Sam was the only other member of the group who followed to the summit, so we made our descent together down the steeper slopes of the mountain, winding our way past the numerous cleitean structures and dodging the Bonxies. My technique of exposing my rucksack rather than my head proved to be a good one as Sam was slapped on the head a couple of times by the bullies.
We arrived back at the village at the same time as the rest of our group, and congregated ready for the return journey.
Before leaving St. Kilda, Derek took us along the coastline of Dun, where about 30% of the UK’s breeding population of Atlantic Puffins make their burrows, and then around to the base of the cliffs of Hirta which are the highest sea cliffs in the British Isles. Finally, we travelled to Boreray where the island itself and the UK’s highest sea stacks Stac an Armin and Stac Lee are home to around 24% of the global population of Northern Gannets. The cliffs appear dirty white in colour: a combination of nesting gannets and… well… I’ll leave the rest to your own imagination. The flurry of activity in the air is astounding – everywhere you look are gannets in flight with the occasional Bonxie fighting them for their fishing catch.
And so we left St. Kilda as the sun disappeared into cloud. Feeling more than a little weather-beaten I chose to spend the return journey in the shelter of the cabin. Derek gave control of Integrity to crew-member Andy and spent much of the 4-hour voyage chatting to his passengers with continual offers of bottled water, nuts and other snacks.

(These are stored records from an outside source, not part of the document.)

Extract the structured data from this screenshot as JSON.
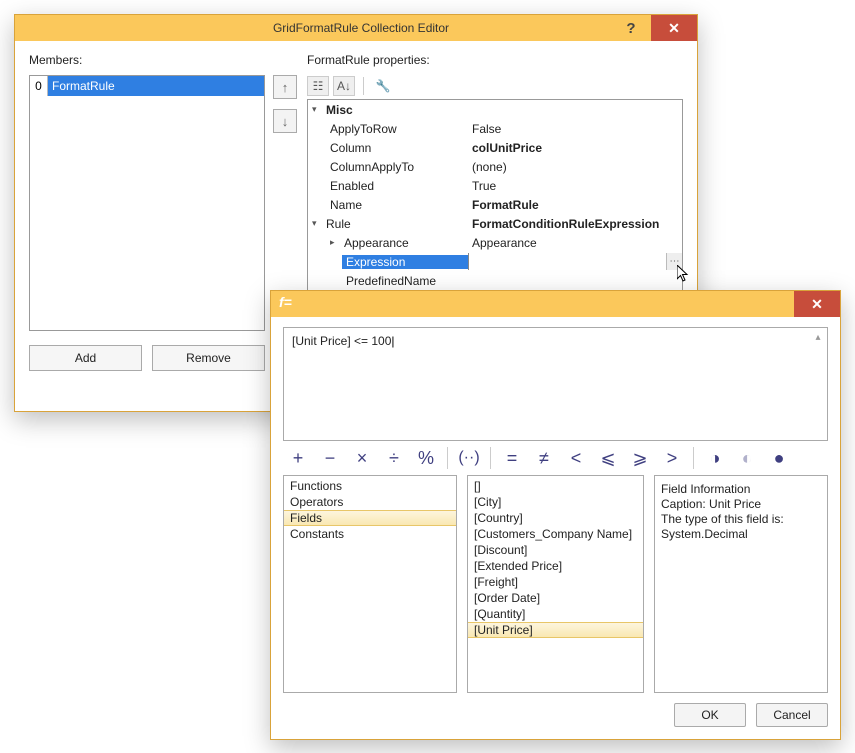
{
  "collectionEditor": {
    "title": "GridFormatRule Collection Editor",
    "help": "?",
    "close": "✕",
    "membersLabel": "Members:",
    "members": [
      {
        "index": "0",
        "name": "FormatRule"
      }
    ],
    "upArrow": "↑",
    "downArrow": "↓",
    "addLabel": "Add",
    "removeLabel": "Remove",
    "propertiesLabel": "FormatRule properties:",
    "toolCategorized": "☷",
    "toolAlpha": "A↓",
    "toolPages": "🔧",
    "grid": {
      "miscLabel": "Misc",
      "rows": [
        {
          "name": "ApplyToRow",
          "value": "False"
        },
        {
          "name": "Column",
          "value": "colUnitPrice",
          "bold": true
        },
        {
          "name": "ColumnApplyTo",
          "value": "(none)"
        },
        {
          "name": "Enabled",
          "value": "True"
        },
        {
          "name": "Name",
          "value": "FormatRule",
          "bold": true
        },
        {
          "name": "Rule",
          "value": "FormatConditionRuleExpression",
          "bold": true
        }
      ],
      "appearanceLabel": "Appearance",
      "appearanceValue": "Appearance",
      "expressionLabel": "Expression",
      "expressionValue": "",
      "expressionDropdown": "⋯",
      "predefLabel": "PredefinedName"
    }
  },
  "exprEditor": {
    "fx": "f=",
    "close": "✕",
    "expression": "[Unit Price] <= 100",
    "ops": {
      "plus": "+",
      "minus": "−",
      "mult": "×",
      "div": "÷",
      "pct": "%",
      "paren": "(··)",
      "eq": "=",
      "neq": "≠",
      "lt": "<",
      "le": "⩽",
      "ge": "⩾",
      "gt": ">",
      "and": "◑",
      "or": "◐",
      "not": "●"
    },
    "categories": [
      "Functions",
      "Operators",
      "Fields",
      "Constants"
    ],
    "selectedCategory": "Fields",
    "fields": [
      "[]",
      "[City]",
      "[Country]",
      "[Customers_Company Name]",
      "[Discount]",
      "[Extended Price]",
      "[Freight]",
      "[Order Date]",
      "[Quantity]",
      "[Unit Price]"
    ],
    "selectedField": "[Unit Price]",
    "info": {
      "l1": "Field Information",
      "l2": "Caption: Unit Price",
      "l3": "The type of this field is:",
      "l4": "System.Decimal"
    },
    "ok": "OK",
    "cancel": "Cancel"
  }
}
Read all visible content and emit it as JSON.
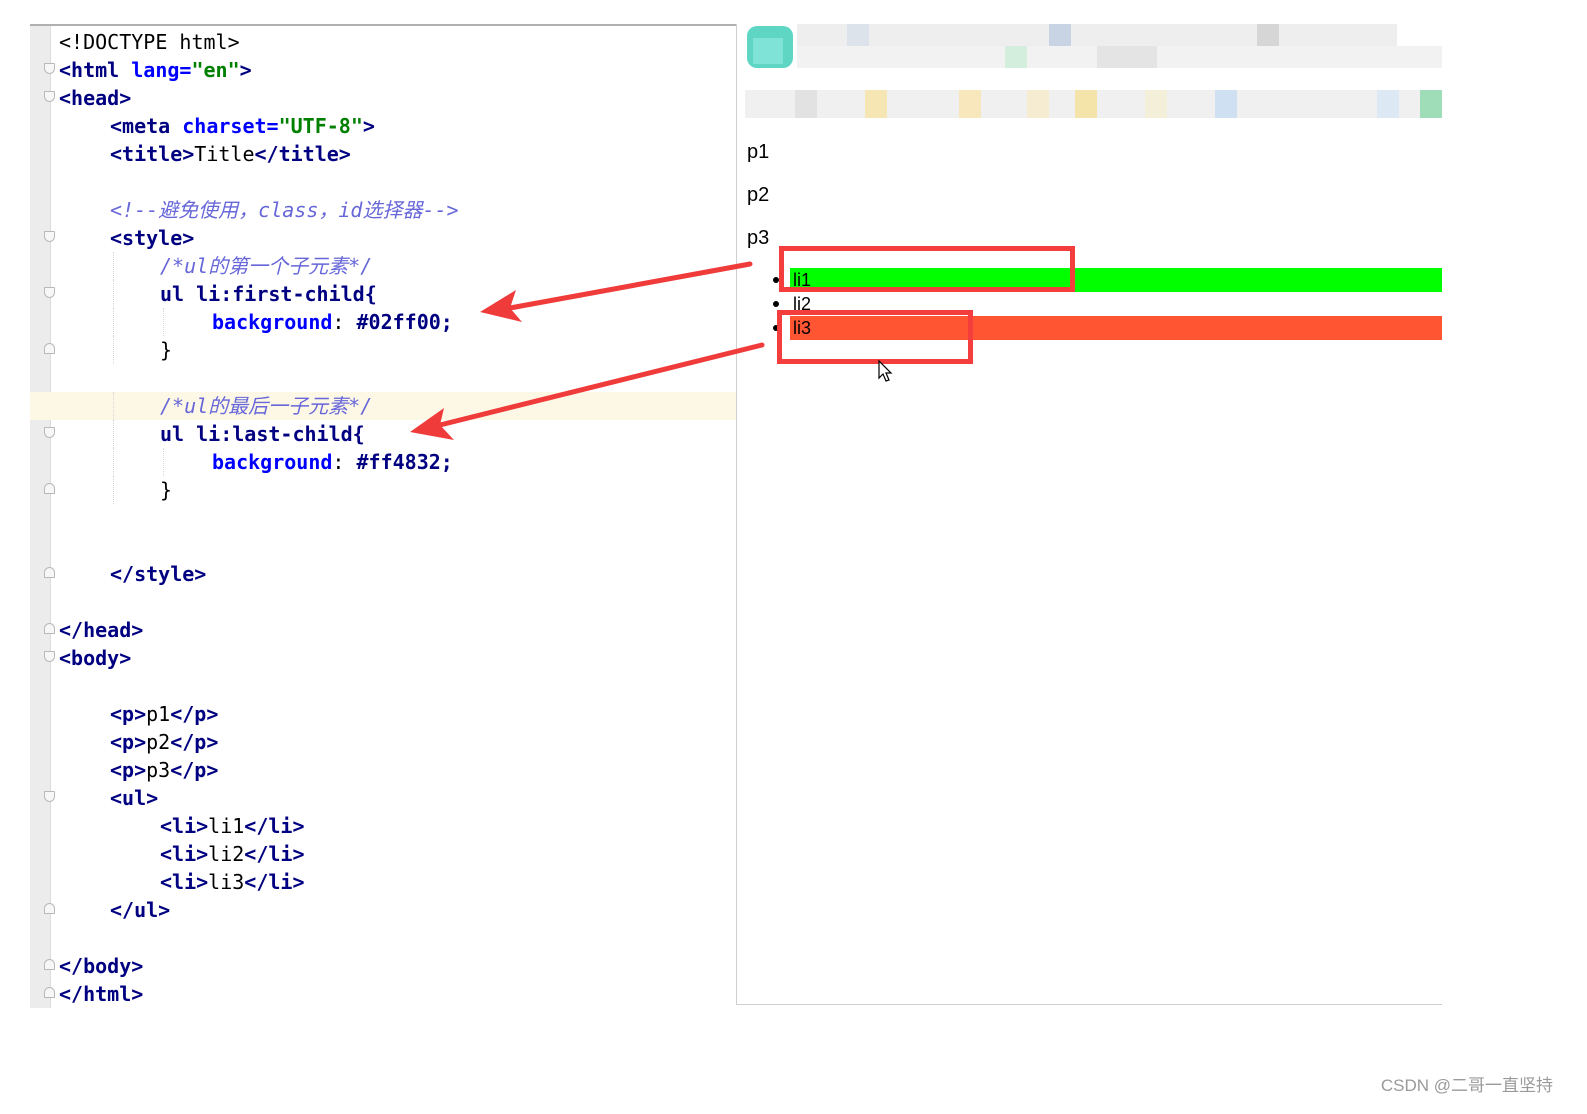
{
  "editor": {
    "lines": {
      "doctype": "<!DOCTYPE html>",
      "html_open_tag": "<html ",
      "html_lang_attr": "lang=",
      "html_lang_val": "\"en\"",
      "html_open_end": ">",
      "head_open": "<head>",
      "meta_tag": "<meta ",
      "meta_attr": "charset=",
      "meta_val": "\"UTF-8\"",
      "meta_end": ">",
      "title_open": "<title>",
      "title_text": "Title",
      "title_close": "</title>",
      "comment_avoid": "<!--避免使用，class，id选择器-->",
      "style_open": "<style>",
      "comment_first": "/*ul的第一个子元素*/",
      "sel_first": "ul li:first-child{",
      "prop_bg_1": "background",
      "colon_1": ": ",
      "val_first": "#02ff00;",
      "brace_close_1": "}",
      "comment_last": "/*ul的最后一子元素*/",
      "sel_last": "ul li:last-child{",
      "prop_bg_2": "background",
      "colon_2": ": ",
      "val_last": "#ff4832;",
      "brace_close_2": "}",
      "style_close": "</style>",
      "head_close": "</head>",
      "body_open": "<body>",
      "p1_open": "<p>",
      "p1_text": "p1",
      "p1_close": "</p>",
      "p2_open": "<p>",
      "p2_text": "p2",
      "p2_close": "</p>",
      "p3_open": "<p>",
      "p3_text": "p3",
      "p3_close": "</p>",
      "ul_open": "<ul>",
      "li1_open": "<li>",
      "li1_text": "li1",
      "li1_close": "</li>",
      "li2_open": "<li>",
      "li2_text": "li2",
      "li2_close": "</li>",
      "li3_open": "<li>",
      "li3_text": "li3",
      "li3_close": "</li>",
      "ul_close": "</ul>",
      "body_close": "</body>",
      "html_close": "</html>"
    }
  },
  "browser": {
    "paragraphs": [
      "p1",
      "p2",
      "p3"
    ],
    "list_items": [
      "li1",
      "li2",
      "li3"
    ],
    "first_child_color": "#02ff00",
    "last_child_color": "#ff4832"
  },
  "annotations": {
    "arrow_color": "#f03b3b",
    "box_color": "#f43d3d"
  },
  "watermark": "CSDN @二哥一直坚持"
}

We arrived back at Dunvegan pier at 8.50pm, sadly with no marine life sightings other than Andy spotting one dolphin which nobody else saw, and then a second one of which I was the only other person to see the dorsal fin. But that’s not a complaint! (But Derek has seen a pod of thirteen Orcas off the west coast of Scotland. Just saying…)
I have spent all of today thinking about yesterday and how enjoyable the whole experience was. When I phoned my sister to relay all the excitement she asked “Would you do it again?” My initial reaction was “No – because it was such perfect weather I don’t think I would be so lucky again.” Having thought about it, though, if the opportunity came up again I would jump at it equally quickly – I’ve “done” St. Kilda in the sun and seen it in crystalline blue sunny beauty looking like the Hawaiian islands used for filming Jurassic Park, but on reflection it would be equally as stunning and even more mysterious in mist, cloud and rain, and far more indicative of the conditions the “locals” endured. Couple that philosophy with Derek’s warm welcome and calm, reassuring presence and the comfort of Integrity and I find myself already longing to make that “Once-in-a-lifetime trip” an “At-least-twice-in-a-lifetime experience”.
Would I recommend a St. Kilda day trip from Skye? Yes.
Is it expensive? Not if it’s somewhere you want to go! Do a bit of research and do the maths – if St. Kilda is the main objective of your trip then going from Skye will save you two days travelling to and from Harris.
Resident on Skye since March 2011 having swapped the hustle and bustle of Dundee for the calm exposure of the Isle of Skye. Restaurant Manager at Lochbay Restaurant, Stein.